Rand Paul, who has become a do-or-die vote for the Republicans' last-ditch effort to repeal and replace the Affordable Care Act, is sending a list to the White House of what it would take to get him from no to yes.
We've obtained the list and, if the White House and Senate Majority Leader Mitch McConnell accept Paul's demands, it's hard to see how they'd stop at least half a dozen moderate Republican senators dropping their support for the Graham-Cassidy health care bill.
Why this matters: This could definitively kill Graham-Cassidy. President Trump, who has a warm personal relationship with Paul, hasn't given up winning his support for the bill, even though the Kentucky senator has relentlessly and publicly attacked the legislation. Trump continues to personally lobby Paul and administration officials believe they've got a better chance of flipping him than they do to convince the moderate Sen. Susan Collins to vote for the bill.
Here's what Paul is asking the White House to do:
- Cut the Affordable Care Act spending way back.
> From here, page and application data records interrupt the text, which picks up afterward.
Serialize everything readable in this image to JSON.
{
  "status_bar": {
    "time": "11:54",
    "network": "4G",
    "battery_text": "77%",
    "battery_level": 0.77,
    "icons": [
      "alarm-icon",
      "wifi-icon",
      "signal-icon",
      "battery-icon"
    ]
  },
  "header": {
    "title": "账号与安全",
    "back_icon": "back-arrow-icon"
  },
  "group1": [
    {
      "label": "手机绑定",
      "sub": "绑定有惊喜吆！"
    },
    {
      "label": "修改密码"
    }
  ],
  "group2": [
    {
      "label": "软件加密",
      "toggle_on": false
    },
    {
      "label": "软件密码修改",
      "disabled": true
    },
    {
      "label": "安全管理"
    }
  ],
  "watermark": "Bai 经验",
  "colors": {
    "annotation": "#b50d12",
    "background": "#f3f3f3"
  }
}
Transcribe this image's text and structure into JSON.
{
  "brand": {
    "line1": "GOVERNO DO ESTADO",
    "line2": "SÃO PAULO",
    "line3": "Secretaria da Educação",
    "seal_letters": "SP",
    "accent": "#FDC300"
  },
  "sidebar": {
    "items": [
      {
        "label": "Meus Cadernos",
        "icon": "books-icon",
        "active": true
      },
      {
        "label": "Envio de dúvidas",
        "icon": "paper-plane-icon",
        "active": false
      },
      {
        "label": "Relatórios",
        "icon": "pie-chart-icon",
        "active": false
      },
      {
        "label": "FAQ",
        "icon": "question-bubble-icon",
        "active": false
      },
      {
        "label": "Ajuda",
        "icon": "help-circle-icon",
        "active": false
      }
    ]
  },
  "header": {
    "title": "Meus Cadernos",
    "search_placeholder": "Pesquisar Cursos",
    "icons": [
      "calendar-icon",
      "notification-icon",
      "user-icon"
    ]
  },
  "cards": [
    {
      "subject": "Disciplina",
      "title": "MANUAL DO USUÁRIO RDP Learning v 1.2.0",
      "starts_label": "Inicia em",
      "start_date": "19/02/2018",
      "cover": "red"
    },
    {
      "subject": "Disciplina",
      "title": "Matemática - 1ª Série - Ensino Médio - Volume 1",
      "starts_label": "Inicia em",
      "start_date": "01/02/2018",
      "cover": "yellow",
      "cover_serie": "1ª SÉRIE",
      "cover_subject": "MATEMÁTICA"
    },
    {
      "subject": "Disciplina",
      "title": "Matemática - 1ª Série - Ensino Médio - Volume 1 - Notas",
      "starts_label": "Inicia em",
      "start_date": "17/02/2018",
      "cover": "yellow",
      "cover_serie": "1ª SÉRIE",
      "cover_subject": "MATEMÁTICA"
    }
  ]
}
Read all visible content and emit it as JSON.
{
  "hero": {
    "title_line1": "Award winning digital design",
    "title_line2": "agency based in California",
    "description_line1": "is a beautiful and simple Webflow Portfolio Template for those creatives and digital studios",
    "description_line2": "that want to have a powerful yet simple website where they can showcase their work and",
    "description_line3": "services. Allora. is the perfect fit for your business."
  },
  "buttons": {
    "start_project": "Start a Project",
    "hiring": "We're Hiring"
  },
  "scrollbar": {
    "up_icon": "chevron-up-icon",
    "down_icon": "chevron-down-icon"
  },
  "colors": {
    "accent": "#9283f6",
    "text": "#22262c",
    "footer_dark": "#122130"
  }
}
He says that "only a significant reassessment of this trillion-dollar spending regime would get my support." The problem with this demand is that if you have deep cuts in health care spending you will push away other moderate Republicans, and not just Collins and Alaska's Lisa Murkowski.
- Scrap way more Affordable Care Act regulations. He says that states should "have to opt into ACA regulations," rather than having to opt out. The problem with this demand is that it only appeals to conservatives. You'd get Ted Cruz on board but still lose other moderate Republicans.
- Expand association health plans, which would let small businesses and individuals band together to buy health insurance. The problem with this demand is that Republican leaders have already determined they can't do this through the budget reconciliation rules.
Bottom line: Republicans have already lost John McCain; they can only afford to lose one more senator. Nobody I've spoken to thinks Collins is gettable. Therefore Paul and Murkowski become the decisive votes. Paul's list of demands suggest he's not an absolute no, but his conditions may be impossible to meet.